Send to

Choose Destination
Plant Cell Environ. 2007 Aug;30(8):1006-22.

Major diffusion leaks of clamp-on leaf cuvettes still unaccounted: how erroneous are the estimates of Farquhar et al. model parameters?

Author information

Centro di Ecologia Alpina, Viote del Monte Bondone, Trento 38070, Italy.


Estimates of leaf gas-exchange characteristics using standard clamp-on leaf chambers are prone to errors because of diffusion leaks. While some consideration has been given to CO(2) diffusion leaks, potential water vapour diffusion leaks through chamber gaskets have been neglected.
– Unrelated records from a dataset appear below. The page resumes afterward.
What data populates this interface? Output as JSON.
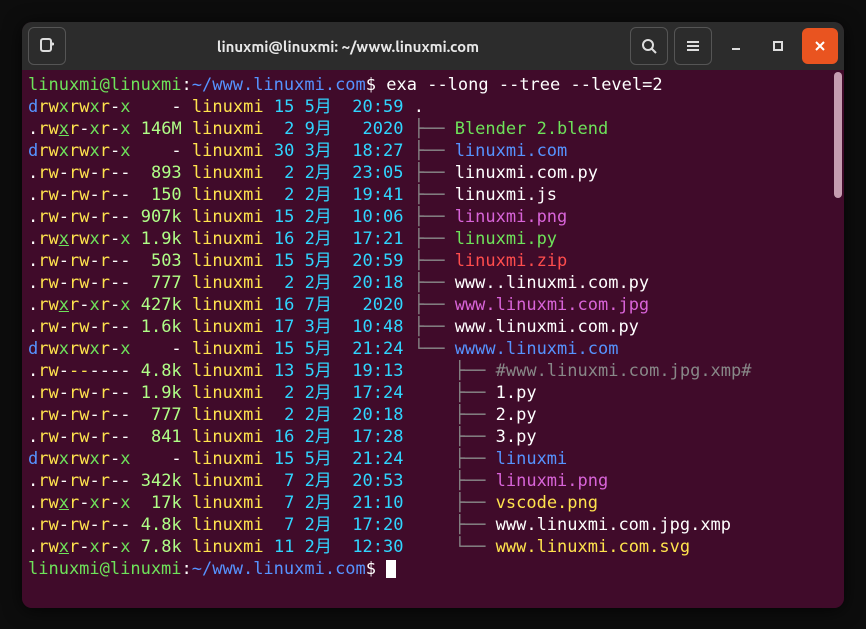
{
  "title": "linuxmi@linuxmi: ~/www.linuxmi.com",
  "prompt": {
    "user": "linuxmi",
    "host": "linuxmi",
    "sep": "@",
    "colon": ":",
    "path": "~/www.linuxmi.com",
    "dollar": "$"
  },
  "command": "exa --long --tree --level=2",
  "tree": {
    "rootDot": ".",
    "tee": "├── ",
    "corner": "└── ",
    "pipe": "│   ",
    "space": "    "
  },
  "lines": [
    {
      "perm": [
        "d",
        "rw",
        "x",
        "rw",
        "x",
        "r-x"
      ],
      "size": "   -",
      "sizeClass": "w",
      "user": "linuxmi",
      "d1": "15",
      "d2": "5月",
      "time": "20:59",
      "depth": 0,
      "kind": "dot",
      "name": "",
      "nameClass": "w"
    },
    {
      "perm": [
        ".",
        "rw",
        "x",
        "r-x",
        "r-x"
      ],
      "underlineX": true,
      "size": "146M",
      "sizeClass": "lg",
      "user": "linuxmi",
      "d1": " 2",
      "d2": "9月",
      "time": " 2020",
      "depth": 1,
      "last": false,
      "name": "Blender 2.blend",
      "nameClass": "g"
    },
    {
      "perm": [
        "d",
        "rw",
        "x",
        "rw",
        "x",
        "r-x"
      ],
      "size": "   -",
      "sizeClass": "w",
      "user": "linuxmi",
      "d1": "30",
      "d2": "3月",
      "time": "18:27",
      "depth": 1,
      "last": false,
      "name": "linuxmi.com",
      "nameClass": "b"
    },
    {
      "perm": [
        ".",
        "rw",
        "-",
        "rw",
        "-",
        "r--"
      ],
      "size": " 893",
      "sizeClass": "lg",
      "user": "linuxmi",
      "d1": " 2",
      "d2": "2月",
      "time": "23:05",
      "depth": 1,
      "last": false,
      "name": "linuxmi.com.py",
      "nameClass": "w"
    },
    {
      "perm": [
        ".",
        "rw",
        "-",
        "rw",
        "-",
        "r--"
      ],
      "size": " 150",
      "sizeClass": "lg",
      "user": "linuxmi",
      "d1": " 2",
      "d2": "2月",
      "time": "19:41",
      "depth": 1,
      "last": false,
      "name": "linuxmi.js",
      "nameClass": "w"
    },
    {
      "perm": [
        ".",
        "rw",
        "-",
        "rw",
        "-",
        "r--"
      ],
      "size": "907k",
      "sizeClass": "lg",
      "user": "linuxmi",
      "d1": "15",
      "d2": "2月",
      "time": "10:06",
      "depth": 1,
      "last": false,
      "name": "linuxmi.png",
      "nameClass": "m"
    },
    {
      "perm": [
        ".",
        "rw",
        "x",
        "rw",
        "x",
        "r-x"
      ],
      "underlineX": true,
      "size": "1.9k",
      "sizeClass": "lg",
      "user": "linuxmi",
      "d1": "16",
      "d2": "2月",
      "time": "17:21",
      "depth": 1,
      "last": false,
      "name": "linuxmi.py",
      "nameClass": "g"
    },
    {
      "perm": [
        ".",
        "rw",
        "-",
        "rw",
        "-",
        "r--"
      ],
      "size": " 503",
      "sizeClass": "lg",
      "user": "linuxmi",
      "d1": "15",
      "d2": "5月",
      "time": "20:59",
      "depth": 1,
      "last": false,
      "name": "linuxmi.zip",
      "nameClass": "r"
    },
    {
      "perm": [
        ".",
        "rw",
        "-",
        "rw",
        "-",
        "r--"
      ],
      "size": " 777",
      "sizeClass": "lg",
      "user": "linuxmi",
      "d1": " 2",
      "d2": "2月",
      "time": "20:18",
      "depth": 1,
      "last": false,
      "name": "www..linuxmi.com.py",
      "nameClass": "w"
    },
    {
      "perm": [
        ".",
        "rw",
        "x",
        "r-x",
        "r-x"
      ],
      "underlineX": true,
      "size": "427k",
      "sizeClass": "lg",
      "user": "linuxmi",
      "d1": "16",
      "d2": "7月",
      "time": " 2020",
      "depth": 1,
      "last": false,
      "name": "www.linuxmi.com.jpg",
      "nameClass": "m"
    },
    {
      "perm": [
        ".",
        "rw",
        "-",
        "rw",
        "-",
        "r--"
      ],
      "size": "1.6k",
      "sizeClass": "lg",
      "user": "linuxmi",
      "d1": "17",
      "d2": "3月",
      "time": "10:48",
      "depth": 1,
      "last": false,
      "name": "www.linuxmi.com.py",
      "nameClass": "w"
    },
    {
      "perm": [
        "d",
        "rw",
        "x",
        "rw",
        "x",
        "r-x"
      ],
      "size": "   -",
      "sizeClass": "w",
      "user": "linuxmi",
      "d1": "15",
      "d2": "5月",
      "time": "21:24",
      "depth": 1,
      "last": true,
      "name": "wwww.linuxmi.com",
      "nameClass": "b"
    },
    {
      "perm": [
        ".",
        "rw",
        "-",
        "--",
        "-",
        "---"
      ],
      "size": "4.8k",
      "sizeClass": "lg",
      "user": "linuxmi",
      "d1": "13",
      "d2": "5月",
      "time": "19:13",
      "depth": 2,
      "last": false,
      "name": "#www.linuxmi.com.jpg.xmp#",
      "nameClass": "gr"
    },
    {
      "perm": [
        ".",
        "rw",
        "-",
        "rw",
        "-",
        "r--"
      ],
      "size": "1.9k",
      "sizeClass": "lg",
      "user": "linuxmi",
      "d1": " 2",
      "d2": "2月",
      "time": "17:24",
      "depth": 2,
      "last": false,
      "name": "1.py",
      "nameClass": "w"
    },
    {
      "perm": [
        ".",
        "rw",
        "-",
        "rw",
        "-",
        "r--"
      ],
      "size": " 777",
      "sizeClass": "lg",
      "user": "linuxmi",
      "d1": " 2",
      "d2": "2月",
      "time": "20:18",
      "depth": 2,
      "last": false,
      "name": "2.py",
      "nameClass": "w"
    },
    {
      "perm": [
        ".",
        "rw",
        "-",
        "rw",
        "-",
        "r--"
      ],
      "size": " 841",
      "sizeClass": "lg",
      "user": "linuxmi",
      "d1": "16",
      "d2": "2月",
      "time": "17:28",
      "depth": 2,
      "last": false,
      "name": "3.py",
      "nameClass": "w"
    },
    {
      "perm": [
        "d",
        "rw",
        "x",
        "rw",
        "x",
        "r-x"
      ],
      "size": "   -",
      "sizeClass": "w",
      "user": "linuxmi",
      "d1": "15",
      "d2": "5月",
      "time": "21:24",
      "depth": 2,
      "last": false,
      "name": "linuxmi",
      "nameClass": "b"
    },
    {
      "perm": [
        ".",
        "rw",
        "-",
        "rw",
        "-",
        "r--"
      ],
      "size": "342k",
      "sizeClass": "lg",
      "user": "linuxmi",
      "d1": " 7",
      "d2": "2月",
      "time": "20:53",
      "depth": 2,
      "last": false,
      "name": "linuxmi.png",
      "nameClass": "m"
    },
    {
      "perm": [
        ".",
        "rw",
        "x",
        "r-x",
        "r-x"
      ],
      "underlineX": true,
      "size": " 17k",
      "sizeClass": "lg",
      "user": "linuxmi",
      "d1": " 7",
      "d2": "2月",
      "time": "21:10",
      "depth": 2,
      "last": false,
      "name": "vscode.png",
      "nameClass": "y"
    },
    {
      "perm": [
        ".",
        "rw",
        "-",
        "rw",
        "-",
        "r--"
      ],
      "size": "4.8k",
      "sizeClass": "lg",
      "user": "linuxmi",
      "d1": " 7",
      "d2": "2月",
      "time": "17:20",
      "depth": 2,
      "last": false,
      "name": "www.linuxmi.com.jpg.xmp",
      "nameClass": "w"
    },
    {
      "perm": [
        ".",
        "rw",
        "x",
        "r-x",
        "r-x"
      ],
      "underlineX": true,
      "size": "7.8k",
      "sizeClass": "lg",
      "user": "linuxmi",
      "d1": "11",
      "d2": "2月",
      "time": "12:30",
      "depth": 2,
      "last": true,
      "name": "www.linuxmi.com.svg",
      "nameClass": "y"
    }
  ]
}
We estimated diffusion leaks of two clamp-on Li-Cor LI-6400 (Li-Cor, Inc., Lincoln, NE, USA) leaf chambers with polymer foam gaskets and enclosing either 2 or 6 cm(2) leaf area, and conducted a sensitivity analysis of the diffusion leak effects on Farquhar et al. photosynthesis model parameters - the maximum carboxylase activity of ribulose 1 x 5-bisphosphate carboxylase/oxygenase (Rubisco) (V(cmax)), capacity for photosynthetic electron transport (J(max)) and non-photorespiratory respiration rate in light (R(d)). In addition, net assimilation rate (A(n)) versus intercellular CO(2) (C(i)) responses were measured in leaves of Mediterranean evergreen species Quercus ilex L. enclosing the whole leaf chamber in a polyvinyl fluoride bag flushed with the exhaust air of leaf chamber, thereby effectively reducing the CO(2) and water vapour gradients between ambient air and leaf chamber. For the empty chambers, average diffusion leak for CO(2), K(CO2), (molar flow rate corresponding to unit CO(2) mole fraction difference) was ca. 0.40 micromol s(-1). K(CO2) increased ca. 50% if a dead leaf was clamped between the leaf chamber. Average diffusion leak for H(2)O was ca. 5- to 10-fold larger than the diffusion leak for CO(2). Sensitivity analyses demonstrated that the consequence of a CO(2) diffusion leak was apparent enhancement of A(n) at high CO(2) mole fraction and reduction at lower CO(2) mole fraction, and overall compression of C(i) range. As the result of these modifications, Farquhar et al. model parameters were overestimated. The degree of overestimation increased in the order of V(cmax) < J(max) < R(d), and was larger for smaller chambers and for leaves with lower photosynthetic capacity, leading to overestimation of all three parameters by 70-290% for 2 cm(2), and by 10-60% for 6 cm(2) chamber. Significant diffusion corrections (5-36%) were even required for leaves with high photosynthetic capacity measured in largest chamber. Water vapour diffusion leaks further enhanced the overestimation of model parameters. For small chambers and low photosynthetic capacities, apparent C(i) was simulated to decrease with increasing A(n) because of simultaneous CO(2) and H(2)O diffusion leaks. Measurements in low photosynthetic capacity Quercus ilex leaves enclosed in 2 cm(2) leaf chamber exhibited negative apparent C(i) values at highest A(n). For the same leaves measured with the entire leaf chamber enclosed in the polyvinyl fluoride bag, C(i) and A(n) increased monotonically. While the measurements without the bag could be corrected for diffusion leaks, the required correction in A(n) and transpiration rates was 100-500%, and there was large uncertainty in Farquhar et al. model parameters derived from 'corrected'A(n)/C(i) response curves because of uncertainties in true diffusion leaks. These data demonstrate that both CO(2) and water vapour diffusion leaks need consideration in measurements with clamp-on leaf cuvettes. As plants in natural environments are often characterized by low photosynthetic capacities, cuvette designs need to be improved for reliable measurements in such species.

[Indexed for MEDLINE]
Free full text

Supplemental Content

Full text links

Icon for Wiley
Loading ...
Support Center